→ **WHAT TO WORK ON**
For the listing below, state how many lines include "value". The number alone is the answer.
=== Section Start ===
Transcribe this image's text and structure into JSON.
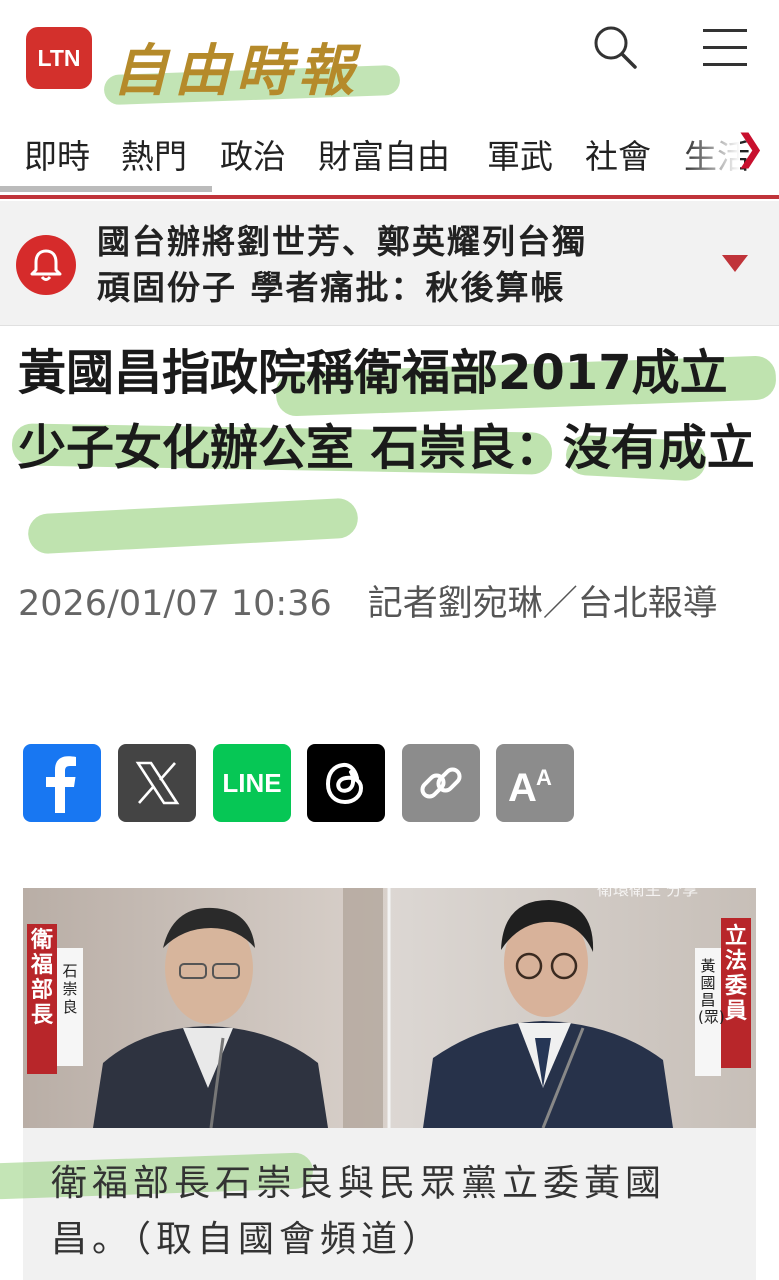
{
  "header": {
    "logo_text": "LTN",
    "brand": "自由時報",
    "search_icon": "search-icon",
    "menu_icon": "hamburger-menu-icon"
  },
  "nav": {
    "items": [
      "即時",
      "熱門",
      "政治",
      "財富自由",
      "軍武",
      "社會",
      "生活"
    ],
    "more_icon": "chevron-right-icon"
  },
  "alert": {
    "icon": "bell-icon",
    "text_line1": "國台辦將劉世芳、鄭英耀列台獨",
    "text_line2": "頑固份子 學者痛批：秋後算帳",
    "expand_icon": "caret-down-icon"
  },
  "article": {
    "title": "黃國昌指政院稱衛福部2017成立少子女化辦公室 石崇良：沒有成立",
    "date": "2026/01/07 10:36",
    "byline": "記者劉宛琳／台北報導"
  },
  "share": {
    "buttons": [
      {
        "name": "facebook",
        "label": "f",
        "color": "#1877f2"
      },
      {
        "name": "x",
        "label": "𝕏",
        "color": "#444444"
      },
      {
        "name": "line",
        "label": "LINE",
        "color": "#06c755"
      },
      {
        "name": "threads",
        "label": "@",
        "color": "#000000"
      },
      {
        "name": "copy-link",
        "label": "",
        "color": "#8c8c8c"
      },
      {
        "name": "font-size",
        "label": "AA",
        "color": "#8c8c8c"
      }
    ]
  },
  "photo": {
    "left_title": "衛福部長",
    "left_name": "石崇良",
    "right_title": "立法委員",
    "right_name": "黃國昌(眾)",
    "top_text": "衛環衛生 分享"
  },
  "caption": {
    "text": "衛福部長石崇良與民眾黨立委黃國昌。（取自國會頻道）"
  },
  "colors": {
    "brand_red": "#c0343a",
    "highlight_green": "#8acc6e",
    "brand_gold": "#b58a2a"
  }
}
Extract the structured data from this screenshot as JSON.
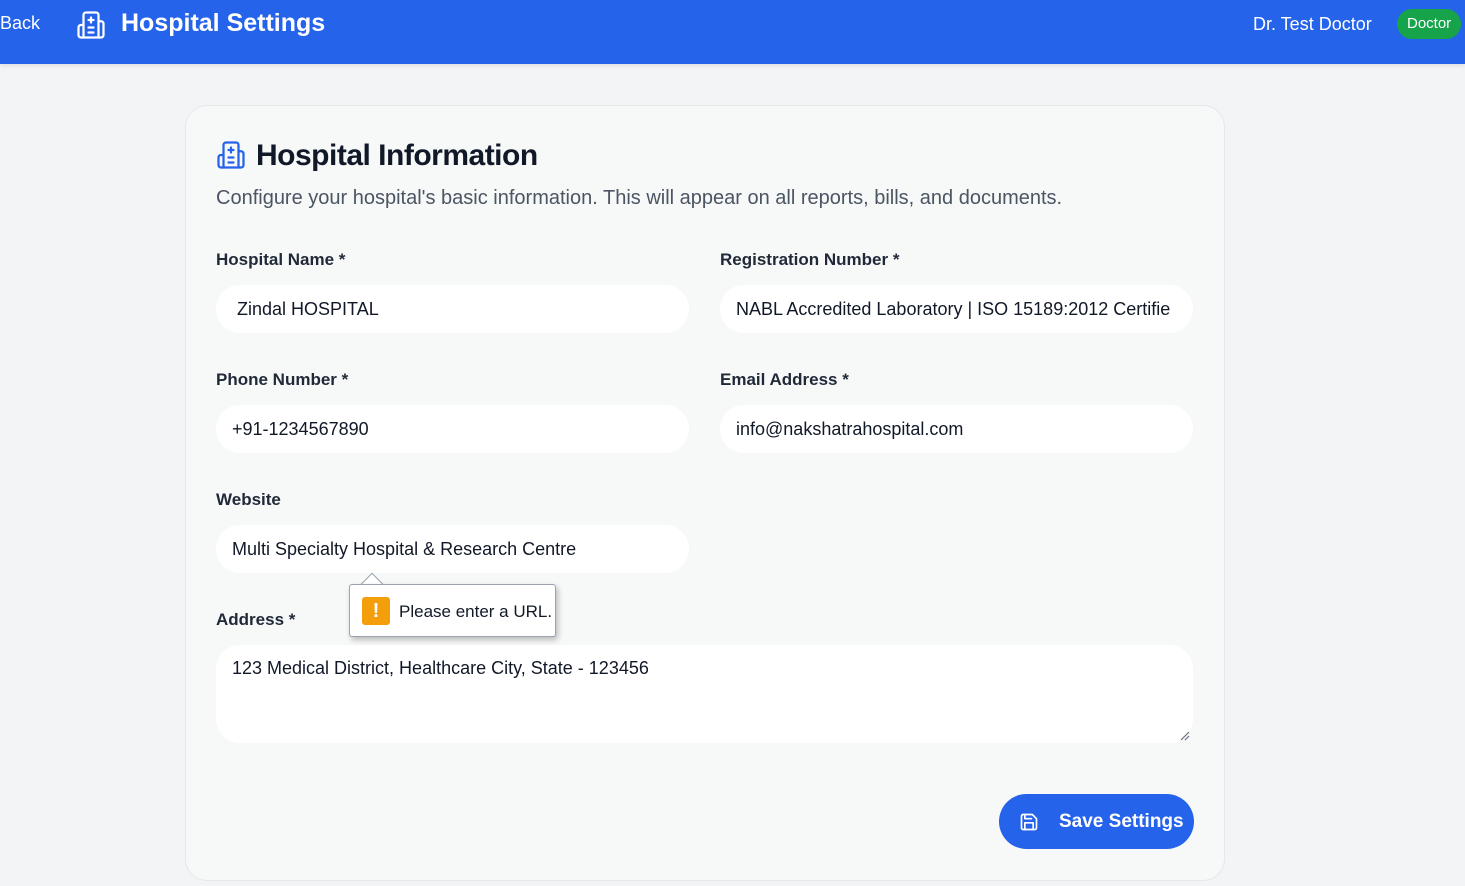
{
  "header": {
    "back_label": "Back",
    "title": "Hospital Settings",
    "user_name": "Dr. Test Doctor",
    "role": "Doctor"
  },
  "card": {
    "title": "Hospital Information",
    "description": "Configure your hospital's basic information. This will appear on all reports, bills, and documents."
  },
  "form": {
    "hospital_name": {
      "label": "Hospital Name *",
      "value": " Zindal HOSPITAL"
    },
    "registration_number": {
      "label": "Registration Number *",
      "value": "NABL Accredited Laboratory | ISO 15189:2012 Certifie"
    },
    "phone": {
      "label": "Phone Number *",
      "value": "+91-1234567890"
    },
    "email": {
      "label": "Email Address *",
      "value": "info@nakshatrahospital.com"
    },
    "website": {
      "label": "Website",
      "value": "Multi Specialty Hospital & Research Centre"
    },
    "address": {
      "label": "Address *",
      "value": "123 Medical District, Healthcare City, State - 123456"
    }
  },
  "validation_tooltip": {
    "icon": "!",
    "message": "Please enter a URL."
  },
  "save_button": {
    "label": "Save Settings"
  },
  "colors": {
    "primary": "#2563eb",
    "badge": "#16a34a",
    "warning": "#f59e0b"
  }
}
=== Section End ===
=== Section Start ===
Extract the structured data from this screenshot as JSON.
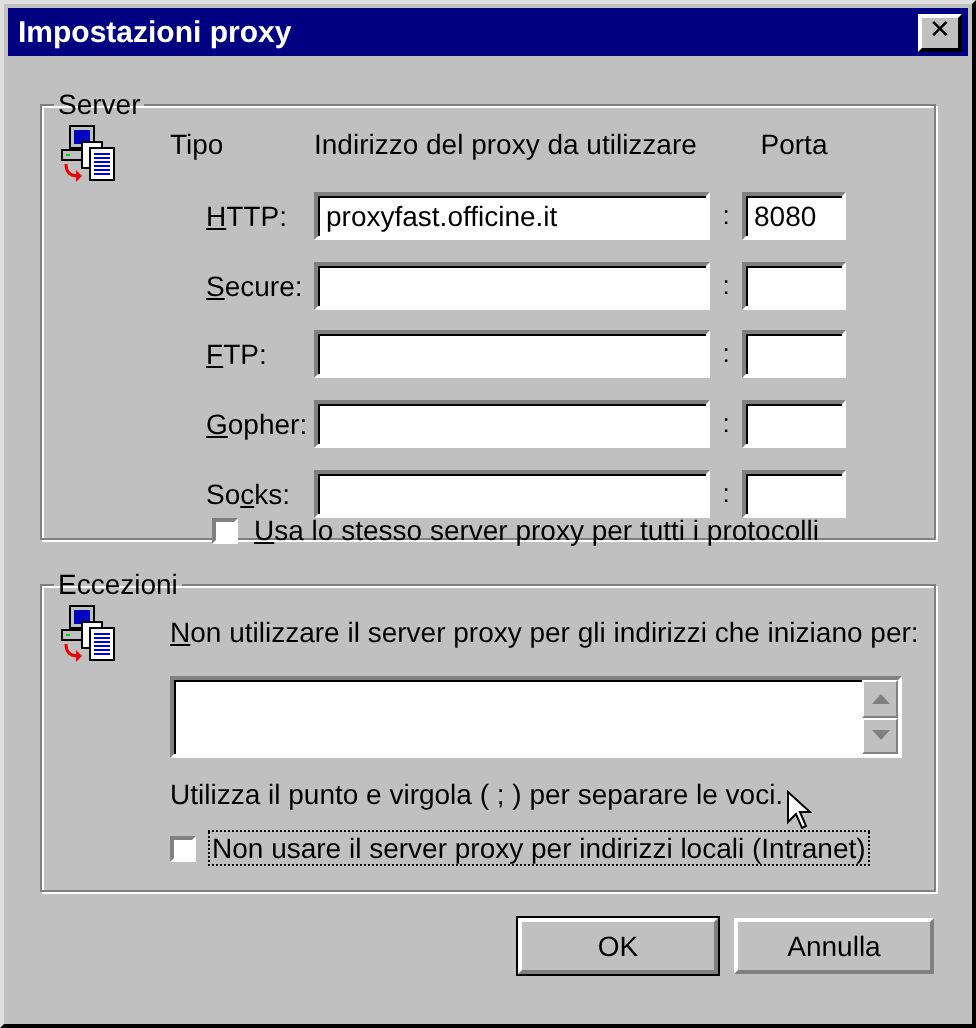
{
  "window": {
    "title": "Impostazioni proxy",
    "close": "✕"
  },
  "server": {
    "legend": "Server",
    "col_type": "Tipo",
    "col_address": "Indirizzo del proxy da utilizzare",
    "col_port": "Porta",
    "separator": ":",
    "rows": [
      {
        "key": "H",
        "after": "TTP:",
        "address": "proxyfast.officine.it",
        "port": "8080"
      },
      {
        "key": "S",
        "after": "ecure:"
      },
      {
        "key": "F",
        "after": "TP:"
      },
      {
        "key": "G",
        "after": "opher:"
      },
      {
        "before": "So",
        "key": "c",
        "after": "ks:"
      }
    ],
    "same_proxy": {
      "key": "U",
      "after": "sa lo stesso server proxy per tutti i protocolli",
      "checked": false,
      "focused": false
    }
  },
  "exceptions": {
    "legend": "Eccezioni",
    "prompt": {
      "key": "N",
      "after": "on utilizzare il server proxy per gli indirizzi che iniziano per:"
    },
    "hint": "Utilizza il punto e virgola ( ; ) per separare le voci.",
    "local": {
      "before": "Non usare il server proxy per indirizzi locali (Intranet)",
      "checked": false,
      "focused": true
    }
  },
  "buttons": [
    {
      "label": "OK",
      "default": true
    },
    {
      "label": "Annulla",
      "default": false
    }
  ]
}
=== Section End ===
→ **SOLUTION TO THIS EXERCISE**
6